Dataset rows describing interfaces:
------------------------------------------------------------

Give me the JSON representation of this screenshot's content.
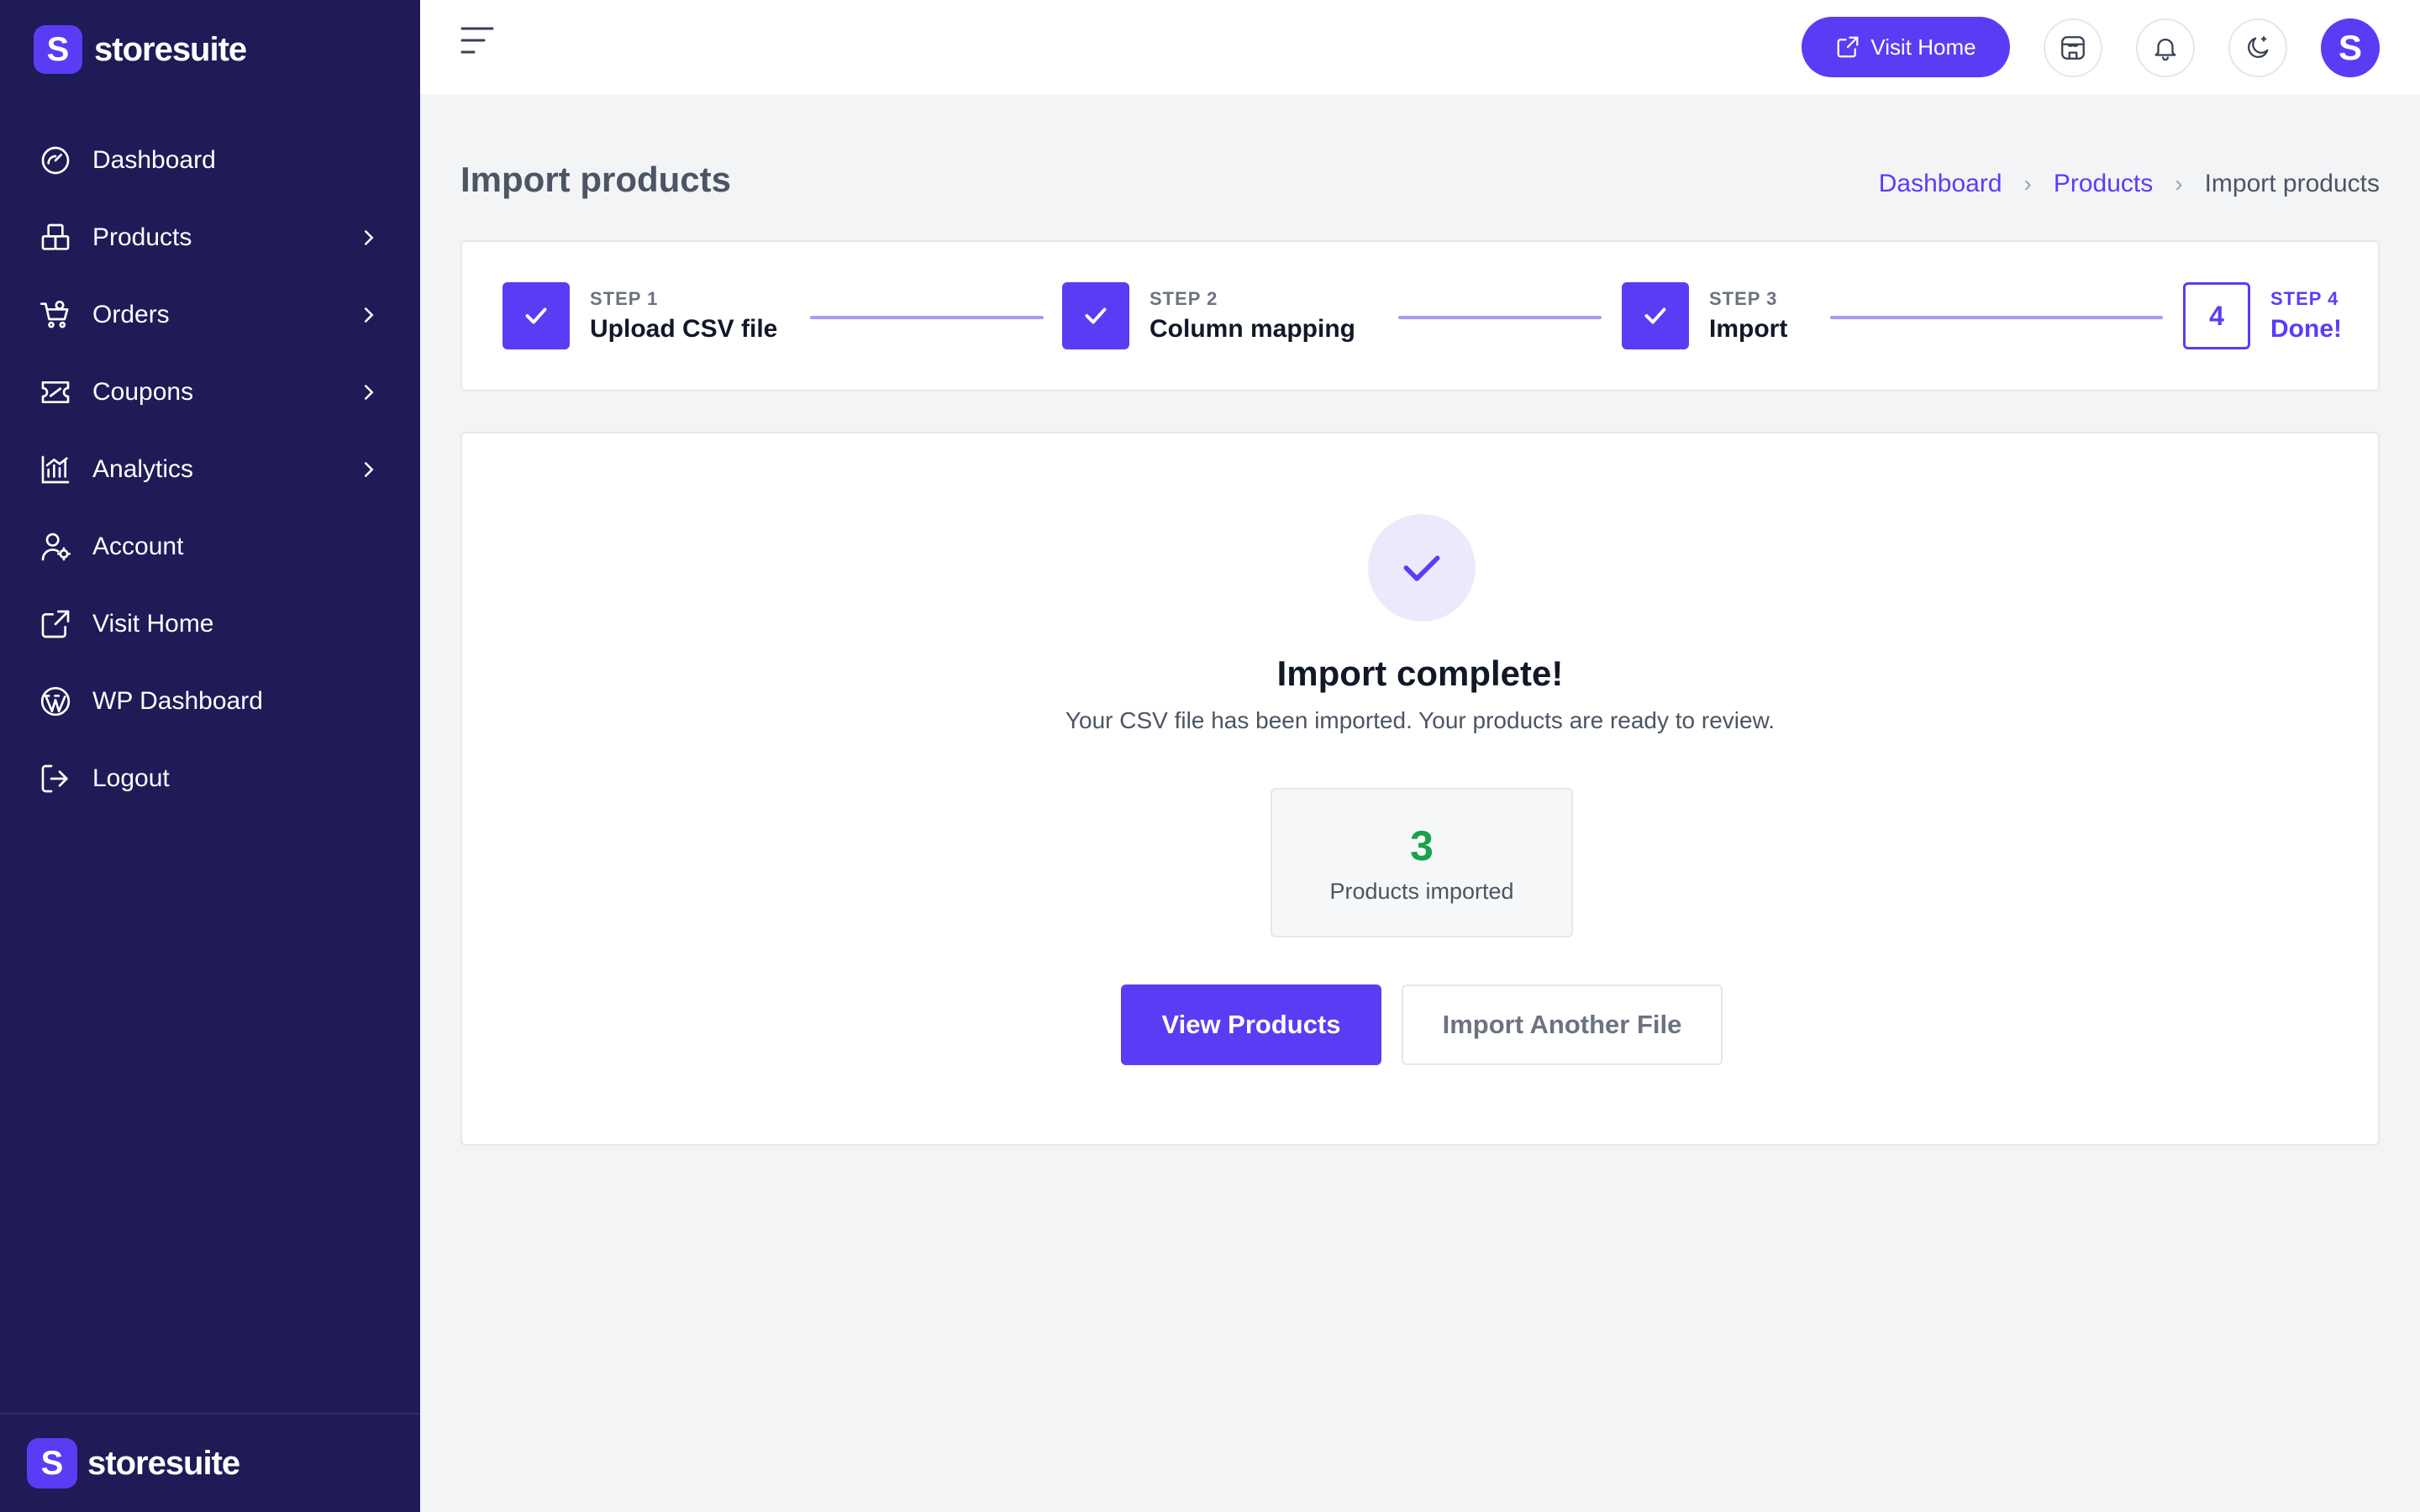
{
  "brand": {
    "name": "storesuite",
    "mark": "S"
  },
  "sidebar": {
    "items": [
      {
        "label": "Dashboard",
        "icon": "dashboard-gauge-icon",
        "has_children": false
      },
      {
        "label": "Products",
        "icon": "products-box-icon",
        "has_children": true
      },
      {
        "label": "Orders",
        "icon": "orders-cart-icon",
        "has_children": true
      },
      {
        "label": "Coupons",
        "icon": "coupon-ticket-icon",
        "has_children": true
      },
      {
        "label": "Analytics",
        "icon": "analytics-chart-icon",
        "has_children": true
      },
      {
        "label": "Account",
        "icon": "account-user-gear-icon",
        "has_children": false
      },
      {
        "label": "Visit Home",
        "icon": "external-link-icon",
        "has_children": false
      },
      {
        "label": "WP Dashboard",
        "icon": "wordpress-icon",
        "has_children": false
      },
      {
        "label": "Logout",
        "icon": "logout-icon",
        "has_children": false
      }
    ]
  },
  "topbar": {
    "visit_home_label": "Visit Home",
    "avatar_initial": "S"
  },
  "page": {
    "title": "Import products",
    "breadcrumb": [
      "Dashboard",
      "Products",
      "Import products"
    ]
  },
  "stepper": {
    "steps": [
      {
        "num": "STEP 1",
        "label": "Upload CSV file",
        "state": "complete"
      },
      {
        "num": "STEP 2",
        "label": "Column mapping",
        "state": "complete"
      },
      {
        "num": "STEP 3",
        "label": "Import",
        "state": "complete"
      },
      {
        "num": "STEP 4",
        "label": "Done!",
        "state": "current",
        "badge": "4"
      }
    ]
  },
  "result": {
    "title": "Import complete!",
    "subtitle": "Your CSV file has been imported. Your products are ready to review.",
    "stat_value": "3",
    "stat_label": "Products imported",
    "primary_button": "View Products",
    "secondary_button": "Import Another File"
  },
  "colors": {
    "sidebar_bg": "#1e1b57",
    "accent": "#5b3cf5",
    "success": "#16a34a",
    "page_bg": "#f3f4f6"
  }
}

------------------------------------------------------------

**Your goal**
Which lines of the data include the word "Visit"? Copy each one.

**Task answer**
        "label": "Visit Home",
    "visit_home_label": "Visit Home",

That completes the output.